→ TRY IT:
Word for word, restate the records that follow.

→ EXTRACTED ENTRIES:

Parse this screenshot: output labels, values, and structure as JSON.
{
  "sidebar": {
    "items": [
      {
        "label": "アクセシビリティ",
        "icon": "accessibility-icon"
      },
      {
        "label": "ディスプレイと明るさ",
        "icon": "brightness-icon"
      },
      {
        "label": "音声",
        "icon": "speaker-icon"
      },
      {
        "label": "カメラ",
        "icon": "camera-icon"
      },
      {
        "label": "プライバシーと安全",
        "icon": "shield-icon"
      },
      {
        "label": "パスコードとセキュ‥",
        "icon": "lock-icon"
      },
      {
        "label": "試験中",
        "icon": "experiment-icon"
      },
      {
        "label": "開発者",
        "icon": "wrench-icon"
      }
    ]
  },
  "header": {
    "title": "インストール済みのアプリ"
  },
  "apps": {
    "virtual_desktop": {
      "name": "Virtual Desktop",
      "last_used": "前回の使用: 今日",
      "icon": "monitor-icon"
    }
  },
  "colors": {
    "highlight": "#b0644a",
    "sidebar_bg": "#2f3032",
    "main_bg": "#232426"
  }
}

→ ANSWER SECTION:
Parse this screenshot: output labels, values, and structure as JSON.
{
  "sidebar": {
    "items": [
      {
        "label": "アクセシビリティ",
        "icon": "accessibility-icon"
      },
      {
        "label": "ディスプレイと明るさ",
        "icon": "brightness-icon"
      },
      {
        "label": "音声",
        "icon": "speaker-icon"
      },
      {
        "label": "カメラ",
        "icon": "camera-icon"
      },
      {
        "label": "プライバシーと安全",
        "icon": "shield-icon"
      },
      {
        "label": "パスコードとセキュ‥",
        "icon": "lock-icon"
      },
      {
        "label": "試験中",
        "icon": "experiment-icon"
      },
      {
        "label": "開発者",
        "icon": "wrench-icon"
      }
    ]
  },
  "header": {
    "title": "インストール済みのアプリ"
  },
  "apps": {
    "virtual_desktop": {
      "name": "Virtual Desktop",
      "last_used": "前回の使用: 今日",
      "icon": "monitor-icon"
    }
  },
  "colors": {
    "highlight": "#b0644a",
    "sidebar_bg": "#2f3032",
    "main_bg": "#232426"
  }
}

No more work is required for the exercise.